Work to complete>
Each line below should be retyped exactly, with no pictures.

Data extracts>

Start of Block

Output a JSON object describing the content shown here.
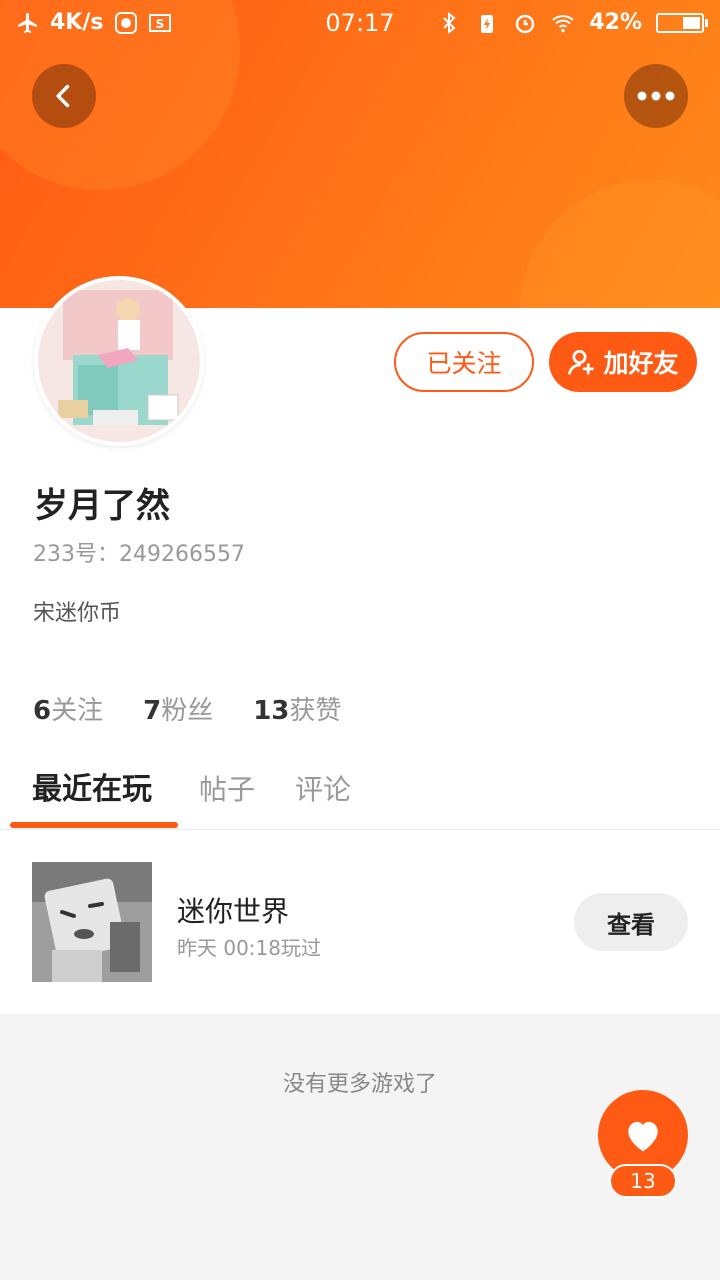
{
  "status_bar": {
    "speed": "4K/s",
    "time": "07:17",
    "battery": "42%",
    "battery_level": 0.42
  },
  "profile": {
    "name": "岁月了然",
    "id_label": "233号：249266557",
    "bio": "宋迷你币",
    "followed_label": "已关注",
    "add_friend_label": "加好友"
  },
  "stats": [
    {
      "num": "6",
      "label": "关注"
    },
    {
      "num": "7",
      "label": "粉丝"
    },
    {
      "num": "13",
      "label": "获赞"
    }
  ],
  "tabs": [
    {
      "label": "最近在玩",
      "active": true
    },
    {
      "label": "帖子",
      "active": false
    },
    {
      "label": "评论",
      "active": false
    }
  ],
  "games": [
    {
      "title": "迷你世界",
      "played": "昨天 00:18玩过",
      "action": "查看"
    }
  ],
  "footer": {
    "no_more": "没有更多游戏了",
    "like_count": "13"
  },
  "colors": {
    "accent": "#ff5a14",
    "header_start": "#ff5a14",
    "header_end": "#ff8a1a"
  }
}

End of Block

Result of this task>
Output a JSON object describing the content shown here.
{
  "status_bar": {
    "speed": "4K/s",
    "time": "07:17",
    "battery": "42%",
    "battery_level": 0.42
  },
  "profile": {
    "name": "岁月了然",
    "id_label": "233号：249266557",
    "bio": "宋迷你币",
    "followed_label": "已关注",
    "add_friend_label": "加好友"
  },
  "stats": [
    {
      "num": "6",
      "label": "关注"
    },
    {
      "num": "7",
      "label": "粉丝"
    },
    {
      "num": "13",
      "label": "获赞"
    }
  ],
  "tabs": [
    {
      "label": "最近在玩",
      "active": true
    },
    {
      "label": "帖子",
      "active": false
    },
    {
      "label": "评论",
      "active": false
    }
  ],
  "games": [
    {
      "title": "迷你世界",
      "played": "昨天 00:18玩过",
      "action": "查看"
    }
  ],
  "footer": {
    "no_more": "没有更多游戏了",
    "like_count": "13"
  },
  "colors": {
    "accent": "#ff5a14",
    "header_start": "#ff5a14",
    "header_end": "#ff8a1a"
  }
}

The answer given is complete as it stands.